Testing Different Deterrents as Candidates for Short-Term Reduction in Wild Boar Contacts—A Pilot Study

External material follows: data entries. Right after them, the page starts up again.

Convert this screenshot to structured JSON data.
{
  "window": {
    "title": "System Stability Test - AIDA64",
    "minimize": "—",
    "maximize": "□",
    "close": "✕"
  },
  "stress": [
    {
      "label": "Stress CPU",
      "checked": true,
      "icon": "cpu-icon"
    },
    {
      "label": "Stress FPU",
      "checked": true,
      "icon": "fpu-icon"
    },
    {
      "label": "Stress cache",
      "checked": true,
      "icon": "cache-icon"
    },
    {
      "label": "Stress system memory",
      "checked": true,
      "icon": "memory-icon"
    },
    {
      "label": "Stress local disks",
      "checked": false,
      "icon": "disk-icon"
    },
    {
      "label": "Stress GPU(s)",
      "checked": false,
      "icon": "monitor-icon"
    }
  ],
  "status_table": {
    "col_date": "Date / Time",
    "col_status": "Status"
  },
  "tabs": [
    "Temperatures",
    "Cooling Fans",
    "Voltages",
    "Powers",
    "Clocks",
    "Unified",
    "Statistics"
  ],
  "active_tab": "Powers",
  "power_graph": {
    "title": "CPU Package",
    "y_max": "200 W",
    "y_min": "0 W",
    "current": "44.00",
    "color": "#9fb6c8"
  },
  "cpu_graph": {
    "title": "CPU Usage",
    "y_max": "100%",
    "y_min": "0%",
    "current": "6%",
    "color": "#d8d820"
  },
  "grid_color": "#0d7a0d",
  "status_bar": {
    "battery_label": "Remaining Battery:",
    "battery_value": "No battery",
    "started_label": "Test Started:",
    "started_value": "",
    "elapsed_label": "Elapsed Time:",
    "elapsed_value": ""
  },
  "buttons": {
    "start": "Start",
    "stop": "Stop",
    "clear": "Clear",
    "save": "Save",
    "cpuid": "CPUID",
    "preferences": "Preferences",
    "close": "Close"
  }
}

African swine fever (ASF) is a viral infection of pigs and represents a major threat to animal health and trade. Due to the high tenacity of the causative virus in carcasses of wild boar, contacts of wild boar with infectious carcasses are regarded an important driver of the so-called habitat cycle. The latter is believed to play a major role in maintaining the present ASF situation in wild boar in Europe. Therefore, search campaigns and timely removal and disposal of carcasses are considered important disease control approaches. If timely disposal is not feasible due to logistic reasons, deterrence of wild boar may be a provisionary option. The performance of seven deterrents (physical and chemical) was tested in a forest near Greifswald, Germany. Carcasses as entities of attraction for wild boar were substituted by luring sites. It could be demonstrated in this pilot study that certain physical (LED blinkers, aluminum strips) and chemical (HAGOPUR Wildschwein-Stopp™, Hukinol™) deterrents are capable of reducing the odds of wild boar contacts to one third, but in depth testing of the aforementioned promising deterrent candidates is recommended. A choice of those deterrents identified as suitable, reasonable, and easy to apply should be carried out, when carcass search campaigns are launched in the case of an outbreak of ASF in wild boar.